The aim of the collaboration was to ‘close the cycle of biowaste’ in different countries surrounding the Mediterranean Sea, namely Spain, Italy, Malta, Palestine, Israel and France (Corsica).
They did this by developing cheap, simple but effective door-to-door biowaste collections from both households and tourist hotspots like hotels and restaurants and small-scale composting facilities in areas of high tourism and agricultural activity, which are areas of high biowaste generation. Although it encountered some conflict with legislation in some countries, as well as with existing waste management practices, the project looked ‘to promote a co-management of biowaste from tourist areas with another biowaste flows from rural areas, like manures or vegetable wastes’, and was ‘strongly focused in the role of farmers as facility managers and compost users’.
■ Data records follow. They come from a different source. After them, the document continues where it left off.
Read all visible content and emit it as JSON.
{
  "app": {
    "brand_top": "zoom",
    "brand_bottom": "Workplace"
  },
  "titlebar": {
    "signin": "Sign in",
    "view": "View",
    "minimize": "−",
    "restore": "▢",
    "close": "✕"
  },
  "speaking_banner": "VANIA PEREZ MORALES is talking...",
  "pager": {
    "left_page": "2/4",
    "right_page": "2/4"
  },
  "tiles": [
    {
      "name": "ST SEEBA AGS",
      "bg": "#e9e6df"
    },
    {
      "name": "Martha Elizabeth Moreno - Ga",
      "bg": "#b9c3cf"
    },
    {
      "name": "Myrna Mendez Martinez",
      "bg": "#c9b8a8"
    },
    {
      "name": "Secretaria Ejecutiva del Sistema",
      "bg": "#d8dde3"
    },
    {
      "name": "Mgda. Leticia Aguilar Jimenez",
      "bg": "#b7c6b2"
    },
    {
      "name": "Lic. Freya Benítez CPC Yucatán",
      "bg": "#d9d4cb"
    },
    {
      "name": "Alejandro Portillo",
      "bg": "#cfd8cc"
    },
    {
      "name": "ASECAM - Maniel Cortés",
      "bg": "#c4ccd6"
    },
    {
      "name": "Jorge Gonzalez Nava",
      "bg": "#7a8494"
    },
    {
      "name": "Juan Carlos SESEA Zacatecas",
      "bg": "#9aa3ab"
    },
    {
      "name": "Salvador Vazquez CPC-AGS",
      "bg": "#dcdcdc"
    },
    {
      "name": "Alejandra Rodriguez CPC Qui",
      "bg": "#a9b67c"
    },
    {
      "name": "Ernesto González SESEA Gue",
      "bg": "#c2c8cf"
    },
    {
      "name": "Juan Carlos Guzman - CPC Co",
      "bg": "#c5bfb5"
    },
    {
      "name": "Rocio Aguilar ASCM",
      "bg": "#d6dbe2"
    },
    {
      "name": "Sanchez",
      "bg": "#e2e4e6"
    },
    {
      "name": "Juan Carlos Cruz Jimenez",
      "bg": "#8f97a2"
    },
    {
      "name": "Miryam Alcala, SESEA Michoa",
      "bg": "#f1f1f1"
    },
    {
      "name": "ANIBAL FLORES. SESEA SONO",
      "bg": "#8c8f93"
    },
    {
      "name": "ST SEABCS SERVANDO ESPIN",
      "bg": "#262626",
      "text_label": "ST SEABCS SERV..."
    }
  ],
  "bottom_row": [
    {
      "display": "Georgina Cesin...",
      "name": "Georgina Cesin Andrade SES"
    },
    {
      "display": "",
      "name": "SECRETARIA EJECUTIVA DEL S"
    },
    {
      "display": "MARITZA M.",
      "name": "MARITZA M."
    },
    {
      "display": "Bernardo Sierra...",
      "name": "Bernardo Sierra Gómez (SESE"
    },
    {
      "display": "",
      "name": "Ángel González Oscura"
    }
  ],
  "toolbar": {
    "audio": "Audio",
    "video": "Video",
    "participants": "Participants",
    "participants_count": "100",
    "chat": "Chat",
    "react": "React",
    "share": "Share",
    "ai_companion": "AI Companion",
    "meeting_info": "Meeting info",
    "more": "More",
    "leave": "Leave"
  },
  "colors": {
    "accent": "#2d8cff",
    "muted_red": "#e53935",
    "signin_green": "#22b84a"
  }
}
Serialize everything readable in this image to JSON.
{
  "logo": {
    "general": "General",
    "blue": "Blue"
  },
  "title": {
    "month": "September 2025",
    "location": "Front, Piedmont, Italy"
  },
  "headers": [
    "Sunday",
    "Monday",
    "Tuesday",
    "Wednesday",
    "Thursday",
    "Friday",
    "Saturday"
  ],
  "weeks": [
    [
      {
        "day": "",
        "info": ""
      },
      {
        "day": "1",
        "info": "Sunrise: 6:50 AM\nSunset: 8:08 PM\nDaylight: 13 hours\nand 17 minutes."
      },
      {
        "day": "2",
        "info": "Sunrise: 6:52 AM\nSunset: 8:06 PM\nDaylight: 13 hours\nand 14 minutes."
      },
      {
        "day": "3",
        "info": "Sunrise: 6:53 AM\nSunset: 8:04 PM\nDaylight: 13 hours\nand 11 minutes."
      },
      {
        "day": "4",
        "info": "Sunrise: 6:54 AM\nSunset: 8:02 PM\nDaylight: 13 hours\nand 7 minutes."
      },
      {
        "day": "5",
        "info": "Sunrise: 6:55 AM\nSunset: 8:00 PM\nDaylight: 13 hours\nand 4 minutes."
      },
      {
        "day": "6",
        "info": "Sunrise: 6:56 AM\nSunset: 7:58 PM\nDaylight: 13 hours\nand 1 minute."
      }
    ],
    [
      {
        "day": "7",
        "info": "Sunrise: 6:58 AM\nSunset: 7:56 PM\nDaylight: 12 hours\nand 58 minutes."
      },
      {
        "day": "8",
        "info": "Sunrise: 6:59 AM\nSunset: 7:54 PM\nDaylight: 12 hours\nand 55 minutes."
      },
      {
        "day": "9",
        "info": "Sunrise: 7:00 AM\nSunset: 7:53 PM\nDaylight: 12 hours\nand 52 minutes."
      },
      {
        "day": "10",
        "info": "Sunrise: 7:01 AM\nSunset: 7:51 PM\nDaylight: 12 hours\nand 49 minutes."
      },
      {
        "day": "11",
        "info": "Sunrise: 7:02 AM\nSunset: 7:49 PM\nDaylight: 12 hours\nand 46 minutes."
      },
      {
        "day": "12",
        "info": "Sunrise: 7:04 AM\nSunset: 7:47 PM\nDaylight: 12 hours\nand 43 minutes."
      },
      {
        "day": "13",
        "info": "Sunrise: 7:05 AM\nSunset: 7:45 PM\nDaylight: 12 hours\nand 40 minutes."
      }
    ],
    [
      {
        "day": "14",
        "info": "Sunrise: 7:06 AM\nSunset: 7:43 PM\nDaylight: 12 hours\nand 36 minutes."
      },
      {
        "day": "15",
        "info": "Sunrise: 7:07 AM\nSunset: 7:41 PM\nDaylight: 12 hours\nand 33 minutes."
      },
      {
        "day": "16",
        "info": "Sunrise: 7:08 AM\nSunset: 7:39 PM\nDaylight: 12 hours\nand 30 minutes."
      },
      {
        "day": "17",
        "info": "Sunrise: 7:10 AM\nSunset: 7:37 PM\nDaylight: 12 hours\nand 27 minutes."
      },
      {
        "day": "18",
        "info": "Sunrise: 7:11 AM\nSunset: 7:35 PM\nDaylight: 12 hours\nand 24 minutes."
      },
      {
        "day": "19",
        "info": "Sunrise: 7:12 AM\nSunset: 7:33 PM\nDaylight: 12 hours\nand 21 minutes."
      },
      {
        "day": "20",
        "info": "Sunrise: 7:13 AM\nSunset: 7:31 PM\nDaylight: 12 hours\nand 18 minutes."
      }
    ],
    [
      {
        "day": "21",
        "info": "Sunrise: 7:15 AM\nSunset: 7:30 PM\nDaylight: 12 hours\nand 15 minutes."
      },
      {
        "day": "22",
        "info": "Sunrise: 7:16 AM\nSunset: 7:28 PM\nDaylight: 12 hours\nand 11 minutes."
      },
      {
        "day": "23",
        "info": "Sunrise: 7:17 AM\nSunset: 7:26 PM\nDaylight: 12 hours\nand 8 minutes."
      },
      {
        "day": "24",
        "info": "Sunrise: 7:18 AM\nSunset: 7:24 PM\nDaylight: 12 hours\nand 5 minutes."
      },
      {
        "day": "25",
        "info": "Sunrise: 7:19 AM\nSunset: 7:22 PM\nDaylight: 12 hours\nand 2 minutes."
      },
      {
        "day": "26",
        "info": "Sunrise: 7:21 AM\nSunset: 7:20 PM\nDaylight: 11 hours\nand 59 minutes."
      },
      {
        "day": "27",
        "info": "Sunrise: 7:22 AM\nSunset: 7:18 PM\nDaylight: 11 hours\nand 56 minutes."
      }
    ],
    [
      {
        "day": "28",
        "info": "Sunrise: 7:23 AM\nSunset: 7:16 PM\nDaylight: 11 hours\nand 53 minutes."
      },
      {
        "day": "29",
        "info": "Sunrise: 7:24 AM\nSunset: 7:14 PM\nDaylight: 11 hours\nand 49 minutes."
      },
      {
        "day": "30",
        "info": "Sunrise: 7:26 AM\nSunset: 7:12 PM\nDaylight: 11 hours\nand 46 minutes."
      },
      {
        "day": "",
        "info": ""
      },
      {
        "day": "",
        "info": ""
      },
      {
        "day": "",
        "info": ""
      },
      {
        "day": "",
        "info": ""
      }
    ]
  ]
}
Following the success of the SCOW project, similar initiatives have been launched in other tourist areas in Spain and other parts of the world. These initiatives aim to promote sustainable waste management practices and reduce the environmental impact of tourism by implementing selective waste collection and valorization programs.
Sheer number of people
Some cities have to cope with a mass of tourists that can be in the range of two to ten times that of the native population. Based on the UNEP estimate that European tourists generate about 1 kilogramme (kg) per person per day and Americans generate up to 2kg per person per day, that means a lot of waste.
The European Commission-funded three-year UrBAN-WASTE project was initiated to deal with waste management issues in cities with high levels of tourists ‘because no one goes on holiday to see waste’. It was launched in Tenerife in 2016, where a framework to make waste management, collection and treatment as sustainable as possible was developed.
The consortium of 27 partners has been funded under the Horizon 2020 programme, and involved pilots of ‘eco-innovative and gender-sensitive waste prevention and management strategies’, including projects aimed at reduction and recycling.
They were trialled across Europe in cities such as Copenhagen, Florence and Lisbon and included the development of innovations including a mobile app that rewarded holidaymakers for ‘low-waste behaviour’.
Despite the project's official end in 2019, the UrBAN-WASTE network continues to operate, allowing project partners to share knowledge and best practices on sustainable waste management in tourism. The project has also inspired other initiatives and projects in Europe and beyond, promoting sustainable tourism practices and reducing the environmental impact of tourism.
The majority of these projects involved cities that are members of the Association of Cities and Regions for Recycling and sustainable Resource management (ACR+), a global network of local authorities and other organisations that work together to promote sustainable waste management.
So when you go on holiday, do forget your work and your problems, but spare a thought for the people dealing with your rubbish. While you’re away, don’t forget about your waste.